(Juneau) The formation of a lake district around Beaver Dam Lake is being held up by a civil lawsuit filed to stop the effort. The Dodge County Board in March approved the establishment of the taxing entity that would raise revenue from waterfront property owners to address issues ranging from shoreline erosion to water quality. The process was triggered when the Beaver Dam Lake Improvement Association submitted a petition with 730 signatures to the county to form the district.

David and Kathleen Munro filed the lawsuit against the Dodge County Board contending that the numbers do not add up. For the county board to consider the petition to form the district, the signatures of 51-percent of lake front property owners is needed. At the time, we reported that 714 signatures were needed and 730 were collected. The plaintiffs contend that the petition includes names from 295 properties where both owners signed and say there are 500 properties with co-owners. If they are correct, they say that would mean over 800 signatures would be needed to form the district and the effort would have fallen short by around 70 signatures. The Munro’s also take issue with the number of parcels that have signed on noting that there are 1104 parcels in the proposed district and 560, over half, are not on the petition.

Bill Foley with the Beaver Dam Lake Improvement Association did not comment directly on the lawsuit but as far as the status of the future of the district he says the initial slate of “commissioners…will complete a couple of important organizational tasks over the next couple of weeks. With the confirmation of these events,” Foley says they “will be able to provide a good perspective of where we are and how we plan to move forward in the future.”

There is a telephone scheduling conference before Judge Martin De Vries on August 31 at which time a hearing is expected to be added to the court calendar.
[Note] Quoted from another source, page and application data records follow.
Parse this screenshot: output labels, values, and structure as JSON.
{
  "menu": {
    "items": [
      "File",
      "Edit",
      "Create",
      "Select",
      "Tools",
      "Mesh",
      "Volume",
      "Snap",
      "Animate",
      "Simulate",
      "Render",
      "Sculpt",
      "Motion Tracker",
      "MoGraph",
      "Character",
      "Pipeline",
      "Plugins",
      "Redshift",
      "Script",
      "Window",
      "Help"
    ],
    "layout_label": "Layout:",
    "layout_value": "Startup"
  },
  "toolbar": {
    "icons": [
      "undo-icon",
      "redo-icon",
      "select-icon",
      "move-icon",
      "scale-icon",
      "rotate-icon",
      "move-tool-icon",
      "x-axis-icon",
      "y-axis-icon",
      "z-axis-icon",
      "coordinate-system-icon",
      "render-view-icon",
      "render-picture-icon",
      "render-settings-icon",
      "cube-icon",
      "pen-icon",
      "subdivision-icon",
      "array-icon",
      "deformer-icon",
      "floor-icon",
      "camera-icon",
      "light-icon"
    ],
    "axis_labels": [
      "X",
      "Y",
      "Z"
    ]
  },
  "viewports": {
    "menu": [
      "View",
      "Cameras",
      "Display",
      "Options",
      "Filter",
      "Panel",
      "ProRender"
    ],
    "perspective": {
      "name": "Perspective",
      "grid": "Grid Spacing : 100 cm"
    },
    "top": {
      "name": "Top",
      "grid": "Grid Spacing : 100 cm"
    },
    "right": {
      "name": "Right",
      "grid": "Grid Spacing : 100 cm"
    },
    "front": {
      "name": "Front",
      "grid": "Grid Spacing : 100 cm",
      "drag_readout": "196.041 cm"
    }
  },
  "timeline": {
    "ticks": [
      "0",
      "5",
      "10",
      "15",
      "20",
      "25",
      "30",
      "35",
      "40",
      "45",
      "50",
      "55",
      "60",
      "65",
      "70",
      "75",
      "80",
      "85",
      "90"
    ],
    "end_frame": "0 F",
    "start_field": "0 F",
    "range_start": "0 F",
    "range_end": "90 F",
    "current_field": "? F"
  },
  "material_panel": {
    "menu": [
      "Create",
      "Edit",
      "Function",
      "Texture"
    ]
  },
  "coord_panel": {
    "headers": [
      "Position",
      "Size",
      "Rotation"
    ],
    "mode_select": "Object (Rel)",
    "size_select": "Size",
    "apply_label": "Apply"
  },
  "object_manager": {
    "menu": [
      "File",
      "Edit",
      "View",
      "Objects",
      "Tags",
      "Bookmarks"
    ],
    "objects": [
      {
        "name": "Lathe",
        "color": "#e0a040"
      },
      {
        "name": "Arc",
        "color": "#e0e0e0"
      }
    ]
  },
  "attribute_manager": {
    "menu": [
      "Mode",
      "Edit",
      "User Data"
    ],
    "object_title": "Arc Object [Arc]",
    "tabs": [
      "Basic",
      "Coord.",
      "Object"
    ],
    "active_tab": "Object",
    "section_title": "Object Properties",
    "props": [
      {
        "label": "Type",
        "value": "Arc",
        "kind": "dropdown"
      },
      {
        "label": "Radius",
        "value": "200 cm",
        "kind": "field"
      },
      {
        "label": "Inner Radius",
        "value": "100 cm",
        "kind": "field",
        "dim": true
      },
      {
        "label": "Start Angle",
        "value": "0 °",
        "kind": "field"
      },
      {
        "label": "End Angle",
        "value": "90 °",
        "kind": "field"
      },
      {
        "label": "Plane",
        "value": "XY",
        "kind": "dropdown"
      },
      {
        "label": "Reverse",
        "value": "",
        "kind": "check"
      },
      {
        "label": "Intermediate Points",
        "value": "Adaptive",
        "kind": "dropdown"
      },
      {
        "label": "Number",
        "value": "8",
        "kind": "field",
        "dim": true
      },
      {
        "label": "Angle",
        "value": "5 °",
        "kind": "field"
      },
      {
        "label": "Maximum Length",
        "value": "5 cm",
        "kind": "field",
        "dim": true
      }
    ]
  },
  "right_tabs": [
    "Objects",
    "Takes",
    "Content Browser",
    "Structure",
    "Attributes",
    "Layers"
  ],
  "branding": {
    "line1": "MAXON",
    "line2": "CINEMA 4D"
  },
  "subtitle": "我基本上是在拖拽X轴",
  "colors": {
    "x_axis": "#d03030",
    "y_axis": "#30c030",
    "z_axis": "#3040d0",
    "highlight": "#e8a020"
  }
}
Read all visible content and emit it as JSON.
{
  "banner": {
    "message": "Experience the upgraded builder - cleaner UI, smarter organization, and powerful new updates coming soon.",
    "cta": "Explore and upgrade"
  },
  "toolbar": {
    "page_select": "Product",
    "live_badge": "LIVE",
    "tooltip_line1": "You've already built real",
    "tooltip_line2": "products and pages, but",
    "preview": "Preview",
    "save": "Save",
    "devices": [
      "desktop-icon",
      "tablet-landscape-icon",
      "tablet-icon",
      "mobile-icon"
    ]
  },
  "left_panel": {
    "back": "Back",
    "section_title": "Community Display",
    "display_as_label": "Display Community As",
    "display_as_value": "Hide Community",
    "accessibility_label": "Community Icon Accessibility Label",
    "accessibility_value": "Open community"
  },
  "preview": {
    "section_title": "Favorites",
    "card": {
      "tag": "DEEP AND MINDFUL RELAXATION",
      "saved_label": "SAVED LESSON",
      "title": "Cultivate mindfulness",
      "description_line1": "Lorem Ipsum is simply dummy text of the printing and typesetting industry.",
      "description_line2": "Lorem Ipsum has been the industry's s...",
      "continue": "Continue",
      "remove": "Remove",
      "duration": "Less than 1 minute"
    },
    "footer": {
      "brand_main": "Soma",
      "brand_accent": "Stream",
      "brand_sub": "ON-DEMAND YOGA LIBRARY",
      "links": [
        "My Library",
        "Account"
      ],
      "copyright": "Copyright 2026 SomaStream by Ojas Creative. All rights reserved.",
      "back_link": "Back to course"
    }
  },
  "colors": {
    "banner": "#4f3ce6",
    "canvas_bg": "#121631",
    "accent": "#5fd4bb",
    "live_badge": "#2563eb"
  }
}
Once finalized, a five-person lake district board would be comprised of three members elected at-large, one resident from Dodge County and one person representing the municipality with the highest amount of taxable lakefront property. Those who live inside the lake district would approve or disapprove budgets set by commissioners.